Work to complete
Search the records below for the word "sjis", then return every line where it appears.

### Supplied information

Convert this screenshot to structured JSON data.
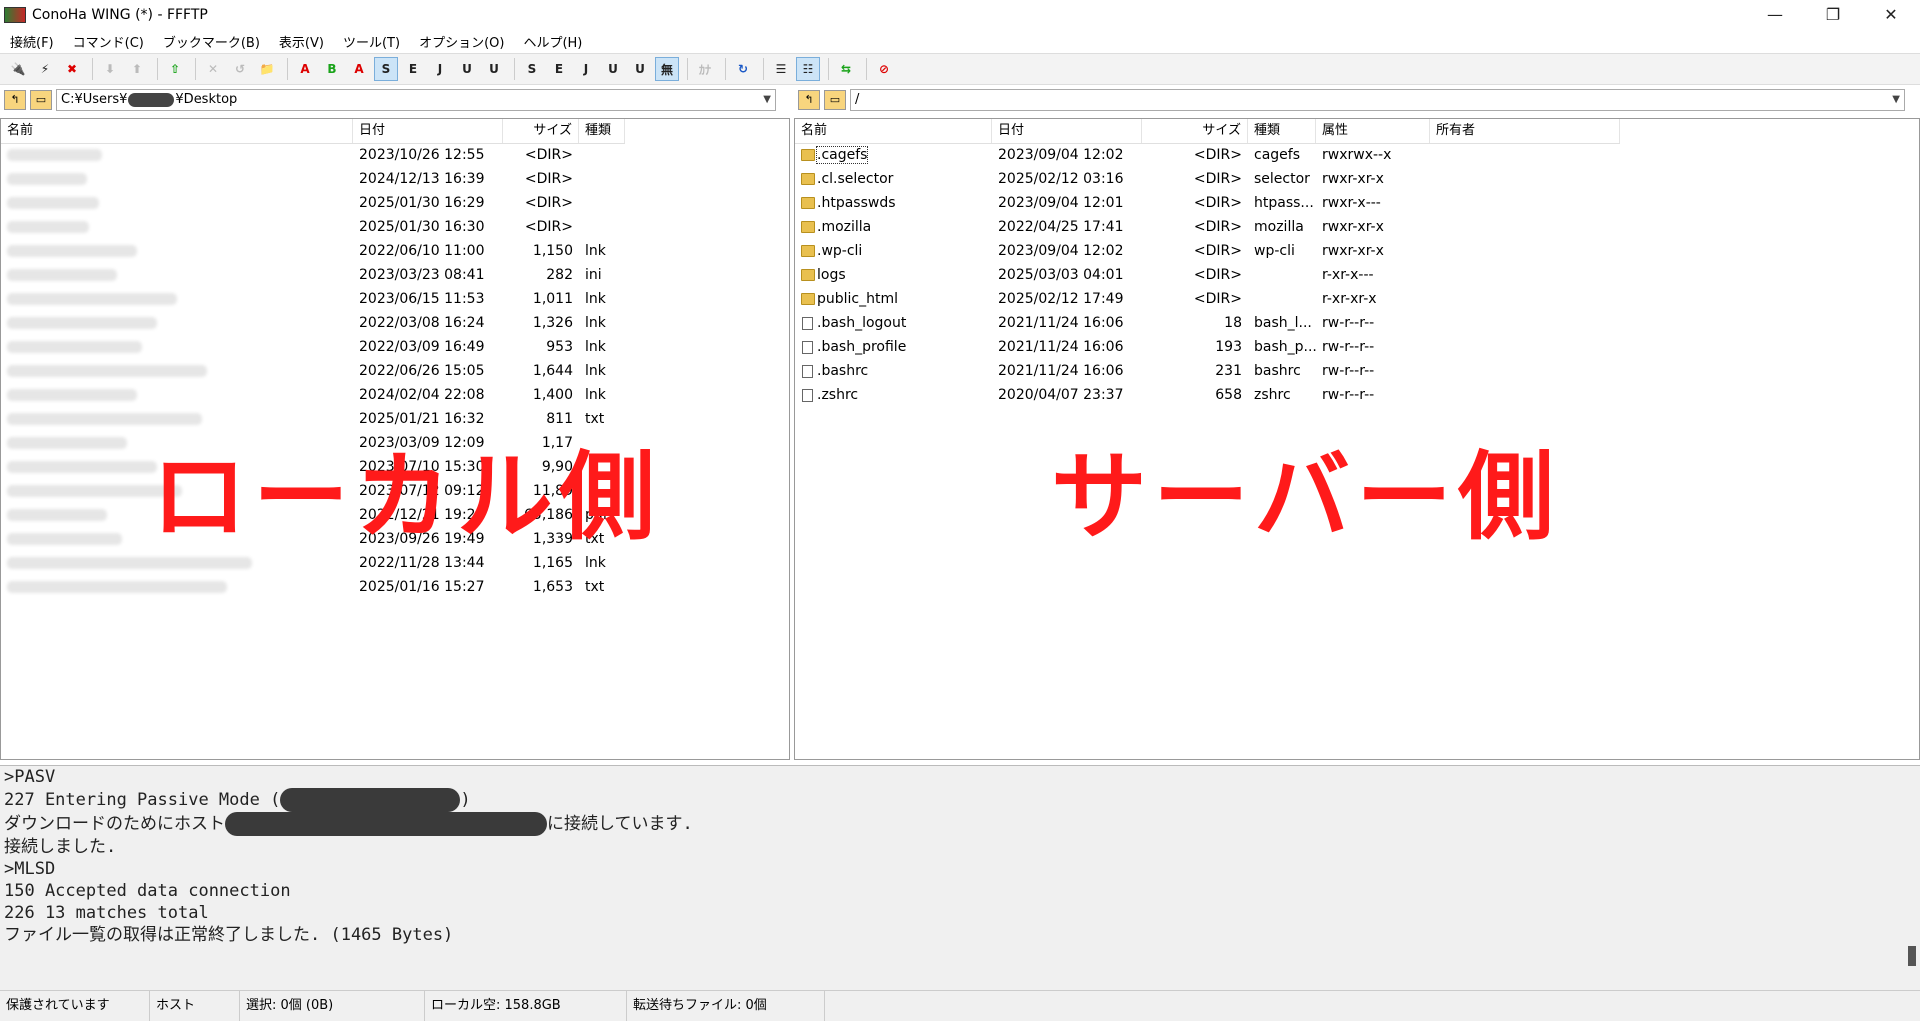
{
  "window": {
    "title": "ConoHa WING (*) - FFFTP",
    "minimize": "—",
    "maximize": "❐",
    "close": "✕"
  },
  "menu": [
    "接続(F)",
    "コマンド(C)",
    "ブックマーク(B)",
    "表示(V)",
    "ツール(T)",
    "オプション(O)",
    "ヘルプ(H)"
  ],
  "toolbar": [
    {
      "name": "connect-icon",
      "glyph": "🔌",
      "style": "red"
    },
    {
      "name": "quick-connect-icon",
      "glyph": "⚡",
      "style": ""
    },
    {
      "name": "disconnect-icon",
      "glyph": "✖",
      "style": "red"
    },
    {
      "sep": true
    },
    {
      "name": "download-icon",
      "glyph": "⬇",
      "style": "dis"
    },
    {
      "name": "upload-icon",
      "glyph": "⬆",
      "style": "dis"
    },
    {
      "sep": true
    },
    {
      "name": "mirror-upload-icon",
      "glyph": "⇧",
      "style": "green"
    },
    {
      "sep": true
    },
    {
      "name": "delete-icon",
      "glyph": "✕",
      "style": "dis"
    },
    {
      "name": "rename-icon",
      "glyph": "↺",
      "style": "dis"
    },
    {
      "name": "new-folder-icon",
      "glyph": "📁",
      "style": ""
    },
    {
      "sep": true
    },
    {
      "name": "ascii-mode-icon",
      "glyph": "A",
      "style": "red"
    },
    {
      "name": "binary-mode-icon",
      "glyph": "B",
      "style": "green"
    },
    {
      "name": "auto-mode-icon",
      "glyph": "A",
      "style": "red"
    },
    {
      "name": "host-kanji-sjis-icon",
      "glyph": "S",
      "style": "active"
    },
    {
      "name": "host-kanji-euc-icon",
      "glyph": "E",
      "style": ""
    },
    {
      "name": "host-kanji-jis-icon",
      "glyph": "J",
      "style": ""
    },
    {
      "name": "host-kanji-utf8n-icon",
      "glyph": "U",
      "style": ""
    },
    {
      "name": "host-kanji-utf8-icon",
      "glyph": "U",
      "style": ""
    },
    {
      "sep": true
    },
    {
      "name": "local-kanji-sjis-icon",
      "glyph": "S",
      "style": ""
    },
    {
      "name": "local-kanji-euc-icon",
      "glyph": "E",
      "style": ""
    },
    {
      "name": "local-kanji-jis-icon",
      "glyph": "J",
      "style": ""
    },
    {
      "name": "local-kanji-utf8n-icon",
      "glyph": "U",
      "style": ""
    },
    {
      "name": "local-kanji-utf8-icon",
      "glyph": "U",
      "style": ""
    },
    {
      "name": "no-conversion-icon",
      "glyph": "無",
      "style": "active"
    },
    {
      "sep": true
    },
    {
      "name": "kana-conversion-icon",
      "glyph": "ｶﾅ",
      "style": "dis"
    },
    {
      "sep": true
    },
    {
      "name": "refresh-icon",
      "glyph": "↻",
      "style": "blue"
    },
    {
      "sep": true
    },
    {
      "name": "list-view-icon",
      "glyph": "☰",
      "style": ""
    },
    {
      "name": "detail-view-icon",
      "glyph": "☷",
      "style": "active"
    },
    {
      "sep": true
    },
    {
      "name": "sync-dir-icon",
      "glyph": "⇆",
      "style": "green"
    },
    {
      "sep": true
    },
    {
      "name": "stop-icon",
      "glyph": "⊘",
      "style": "red"
    }
  ],
  "local": {
    "path_before": "C:¥Users¥",
    "path_after": "¥Desktop",
    "headers": {
      "name": "名前",
      "date": "日付",
      "size": "サイズ",
      "type": "種類"
    },
    "files": [
      {
        "name": "[unclear]",
        "date": "2023/10/26 12:55",
        "size": "<DIR>",
        "type": "",
        "folder": true
      },
      {
        "name": "[unclear]",
        "date": "2024/12/13 16:39",
        "size": "<DIR>",
        "type": "",
        "folder": true
      },
      {
        "name": "[unclear]",
        "date": "2025/01/30 16:29",
        "size": "<DIR>",
        "type": "",
        "folder": true
      },
      {
        "name": "[unclear]",
        "date": "2025/01/30 16:30",
        "size": "<DIR>",
        "type": "",
        "folder": true
      },
      {
        "name": "[unclear]",
        "date": "2022/06/10 11:00",
        "size": "1,150",
        "type": "lnk",
        "folder": false
      },
      {
        "name": "[unclear]",
        "date": "2023/03/23 08:41",
        "size": "282",
        "type": "ini",
        "folder": false
      },
      {
        "name": "[unclear]",
        "date": "2023/06/15 11:53",
        "size": "1,011",
        "type": "lnk",
        "folder": false
      },
      {
        "name": "[unclear]",
        "date": "2022/03/08 16:24",
        "size": "1,326",
        "type": "lnk",
        "folder": false
      },
      {
        "name": "[unclear]",
        "date": "2022/03/09 16:49",
        "size": "953",
        "type": "lnk",
        "folder": false
      },
      {
        "name": "[unclear]",
        "date": "2022/06/26 15:05",
        "size": "1,644",
        "type": "lnk",
        "folder": false
      },
      {
        "name": "[unclear]",
        "date": "2024/02/04 22:08",
        "size": "1,400",
        "type": "lnk",
        "folder": false
      },
      {
        "name": "[unclear]",
        "date": "2025/01/21 16:32",
        "size": "811",
        "type": "txt",
        "folder": false
      },
      {
        "name": "[unclear]",
        "date": "2023/03/09 12:09",
        "size": "1,17",
        "type": "",
        "folder": false
      },
      {
        "name": "[unclear]",
        "date": "2023/07/10 15:30",
        "size": "9,90",
        "type": "",
        "folder": false
      },
      {
        "name": "[unclear]",
        "date": "2023/07/12 09:12",
        "size": "11,89",
        "type": "",
        "folder": false
      },
      {
        "name": "[unclear]",
        "date": "2022/12/21 19:29",
        "size": "65,186",
        "type": "pdf",
        "folder": false
      },
      {
        "name": "[unclear]",
        "date": "2023/09/26 19:49",
        "size": "1,339",
        "type": "txt",
        "folder": false
      },
      {
        "name": "[unclear]",
        "date": "2022/11/28 13:44",
        "size": "1,165",
        "type": "lnk",
        "folder": false
      },
      {
        "name": "[unclear]",
        "date": "2025/01/16 15:27",
        "size": "1,653",
        "type": "txt",
        "folder": false
      }
    ],
    "overlay_label": "ローカル側"
  },
  "remote": {
    "path": "/",
    "headers": {
      "name": "名前",
      "date": "日付",
      "size": "サイズ",
      "type": "種類",
      "attr": "属性",
      "owner": "所有者"
    },
    "files": [
      {
        "name": ".cagefs",
        "date": "2023/09/04 12:02",
        "size": "<DIR>",
        "type": "cagefs",
        "attr": "rwxrwx--x",
        "folder": true
      },
      {
        "name": ".cl.selector",
        "date": "2025/02/12 03:16",
        "size": "<DIR>",
        "type": "selector",
        "attr": "rwxr-xr-x",
        "folder": true
      },
      {
        "name": ".htpasswds",
        "date": "2023/09/04 12:01",
        "size": "<DIR>",
        "type": "htpass...",
        "attr": "rwxr-x---",
        "folder": true
      },
      {
        "name": ".mozilla",
        "date": "2022/04/25 17:41",
        "size": "<DIR>",
        "type": "mozilla",
        "attr": "rwxr-xr-x",
        "folder": true
      },
      {
        "name": ".wp-cli",
        "date": "2023/09/04 12:02",
        "size": "<DIR>",
        "type": "wp-cli",
        "attr": "rwxr-xr-x",
        "folder": true
      },
      {
        "name": "logs",
        "date": "2025/03/03 04:01",
        "size": "<DIR>",
        "type": "",
        "attr": "r-xr-x---",
        "folder": true
      },
      {
        "name": "public_html",
        "date": "2025/02/12 17:49",
        "size": "<DIR>",
        "type": "",
        "attr": "r-xr-xr-x",
        "folder": true
      },
      {
        "name": ".bash_logout",
        "date": "2021/11/24 16:06",
        "size": "18",
        "type": "bash_l...",
        "attr": "rw-r--r--",
        "folder": false
      },
      {
        "name": ".bash_profile",
        "date": "2021/11/24 16:06",
        "size": "193",
        "type": "bash_p...",
        "attr": "rw-r--r--",
        "folder": false
      },
      {
        "name": ".bashrc",
        "date": "2021/11/24 16:06",
        "size": "231",
        "type": "bashrc",
        "attr": "rw-r--r--",
        "folder": false
      },
      {
        "name": ".zshrc",
        "date": "2020/04/07 23:37",
        "size": "658",
        "type": "zshrc",
        "attr": "rw-r--r--",
        "folder": false
      }
    ],
    "overlay_label": "サーバー側"
  },
  "log": {
    "l1": ">PASV",
    "l2_pre": "227 Entering Passive Mode (",
    "l2_post": ")",
    "l3_pre": "ダウンロードのためにホスト",
    "l3_post": "に接続しています.",
    "l4": "接続しました.",
    "l5": ">MLSD",
    "l6": "150 Accepted data connection",
    "l7": "226 13 matches total",
    "l8": "ファイル一覧の取得は正常終了しました. (1465 Bytes)"
  },
  "status": {
    "protection": "保護されています",
    "host": "ホスト",
    "selection": "選択: 0個 (0B)",
    "local_free": "ローカル空: 158.8GB",
    "queue": "転送待ちファイル: 0個"
  }
}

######

The completed task
      "name": "host-kanji-sjis-icon",
      "name": "local-kanji-sjis-icon",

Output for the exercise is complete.